The mysterious — and formerly blurry — X-ray source puzzled astronomers for a quarter century, but a new paper release today by the journal Nature has helped to clear the air.
Lead author Mikhail Revnivtsev, of Munich Technical University in Garching, Germany, and his colleagues report that the formerly unresolved X-ray glow has a spectrum characteristic of a hot (100 million degrees Kelvin) optically thin plasma, with a prominent iron emission line.
But the gravitational well of the Galactic disk is far too shallow to confine such a hot interstellar medium; it would flow away at a velocity of a few thousand kilometers per second, exceeding the speed of sound in the gas.
Replenishing such energy losses would require a source that exceeds all plausible energy sources in the Milky Way — including supernovae — by orders of magnitude, they write.
Based on their observations, the team is proposing that the hot plasma is instead bound to many faint sources: plain old stars.
“Here we report that at energies of 6–7 keV, more than 80 percent of the seemingly diffuse X-ray emission is resolved into discrete sources, probably accreting white dwarfs and coronally active stars,” they write.
“Such stellar X-ray sources are of the common ‘garden variety’ in the Sun’s neighbourhood,” writes Michael Shull, an astrophysicist at the University of Colorado at Boulder, in an accompanying editorial. “However, at the distance of the Galactic ridge from Earth, their combined light becomes a diffuse blur, the X-ray equivalent of the many stars that make up the Milky Way, as Galileo first saw with his telescope in visible light.”
Shull notes that the results are a testament to the increased power of telescopes like Chandra, which de-mystified the source of the X-ray glow — and he cautions astronomers about describing faint backgrounds at all wavelengths, before getting a good look.
“As Revnivtsev and colleagues’ work demonstrates, sometimes the exotic explanation can be set aside by more accurate imaging and spectroscopy,” he writes.

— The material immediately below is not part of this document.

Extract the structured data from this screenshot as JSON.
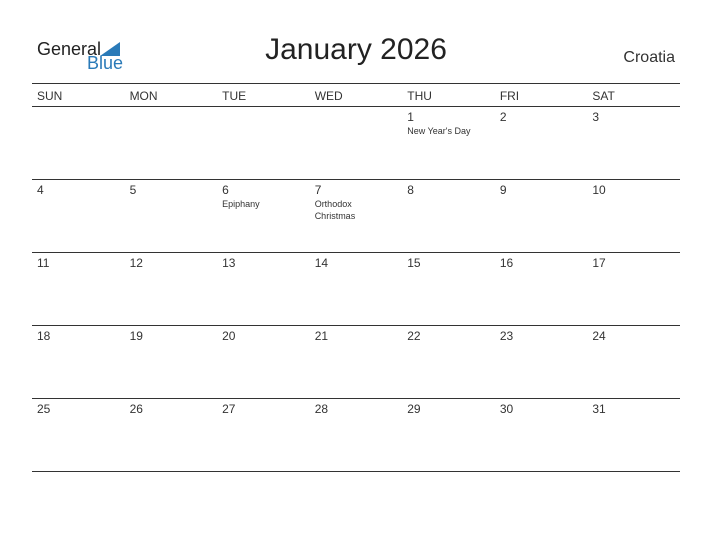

LOWER IMAGE CAPTION: Region close to the Galactic Center obtained by Spitzer infrared telescope in three spectral band. The field of view of CHANDRA is shown by the white square. Credit: M. Revnivtsev